I wasted no time in putting what I learned at these trainings into practice with the Ready for 100 campaign in Columbus. This summer I started being asked to speak about Ready for 100 at multiple events, including:
- Hands Off Public Lands rally on June 14
- Make Columbus a Climate City rally on June 19
- Columbus Green Drinks on June 28
My Ready for 100 Columbus team also organized a coalition launch on July 18, designed to reach out to supporters and like-minded advocates in other environmental groups in Central Ohio, to start building our base moving forward. About 20 people showed up, and a couple of them became core volunteers.
After mentoring at the Climate Reality training in Denver in March, I worked hard to keep up with my leadership commitments. Upon returning to Ohio, I worked with Preeti Jaggi and Kristen Ricker, two other Climate Reality leaders in Columbus, to host a presentation of the slideshow at Upper Arlington Public Library on June 17. We each took a third of the presentation and gave it to an audience of about 40. Given how much we had to fit planning, publicity, and rehearsal of the presentation between other activities, we were thrilled to get that many people.
Also this summer, Al Gore’s movie An Inconvenient Sequel: Truth to Power was released. I was invited to a special showing of the film for city leaders in Cleveland on June 24, then attended free showing in Columbus at the Wexner Center on August 2, Gateway Theater on August 3 where I spoke as part of a panel after the film, and Lennox Town Center on August 9. At the three Columbus showings, we had postcards for people to sign asking City Council to commit Columbus to 100% renewable energy. We got about 100 postcards at each event.
Finally, in August journalist Jill Cody put out a call over the Climate Reality intranet for authors of book chapters for her forthcoming book Climate Abandoned. One of the chapters needing an author was on the “Product of Doubt.” Between school and other environmental activities, I didn’t have much time to write a book, but this is a topic I have read about extensively, and I couldn’t resist. I signed up to write the chapter, which ended up dominating my winter, spring and breaks until I turned in the 51-page manuscript in August 2018. The chapter was so substantive, covering climate denial campaigns of Exxon and the Koch brothers, that Jill broke it into three sections for the published book, which you can find here.
This summer I have not been able to do much direct political organizing, but I did attend three memorable events: the People’s Summit held June 9-11 in Chicago, a Bernie Sanders rally to save our health care on June 25 in Columbus, and the Mobilize 88 summit held July 22-23 at Deer Creek Park in Ohio.
The People’s Summit, organized by Our Revolution, People for Bernie, and the National Nurses Union, was full of amazing and inspiring speakers like Nina Turner, Van Jones, Nomiki Konst, RoseAnn DeMoro, Naomi Klein, Michael Moore, Linda Sarsour, Thomas Frank, Larry Krasner, Chokwe Lumumba, and of course Bernie Sanders. You can see the recorded sessions here.
Bernie’s Save Health Care Rally was held inside Lifestyle Communities Pavilion, which only holds about 4,000 people, but it was packed.

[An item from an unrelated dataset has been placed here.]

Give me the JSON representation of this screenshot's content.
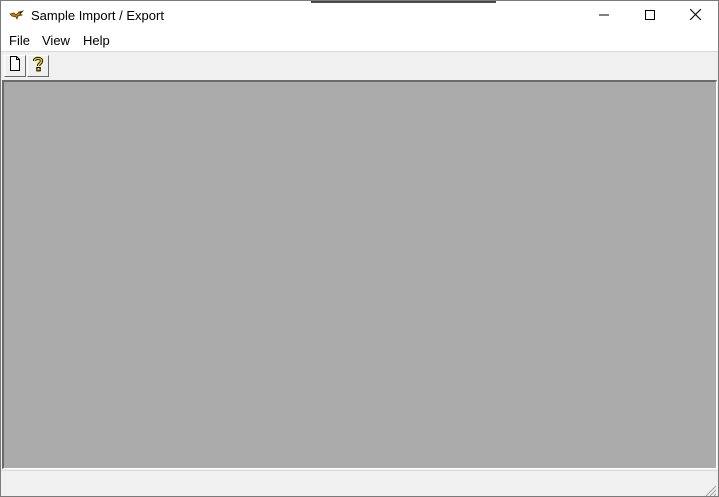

I worked the media table with my friend Puja Datta, who was also chosen to be on stage with Bernie. The atmosphere was electric, as local politicians Mary Jo Kilroy and Betty Sutton turned out.

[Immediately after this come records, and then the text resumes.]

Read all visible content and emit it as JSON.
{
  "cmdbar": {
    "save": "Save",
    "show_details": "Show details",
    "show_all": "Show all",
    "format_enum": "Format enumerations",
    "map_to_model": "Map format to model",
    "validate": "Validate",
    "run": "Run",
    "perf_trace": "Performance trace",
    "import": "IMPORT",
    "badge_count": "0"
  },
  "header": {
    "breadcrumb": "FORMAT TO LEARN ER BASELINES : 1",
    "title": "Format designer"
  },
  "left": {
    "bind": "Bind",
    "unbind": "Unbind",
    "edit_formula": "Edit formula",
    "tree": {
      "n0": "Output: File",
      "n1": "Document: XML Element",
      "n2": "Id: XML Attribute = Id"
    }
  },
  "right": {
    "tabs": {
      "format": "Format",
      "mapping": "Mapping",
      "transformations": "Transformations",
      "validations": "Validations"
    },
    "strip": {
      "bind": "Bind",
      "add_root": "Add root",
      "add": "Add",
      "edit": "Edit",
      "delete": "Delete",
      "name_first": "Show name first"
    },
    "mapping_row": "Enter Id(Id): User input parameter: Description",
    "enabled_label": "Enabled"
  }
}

Mobilize 88 featured keynotes by three women of color – Nina Turner, Anoa Changa, and Stacey Hopkins. Look up their work. Several local progressive activists also spoke. Here is coverage from Real News Network.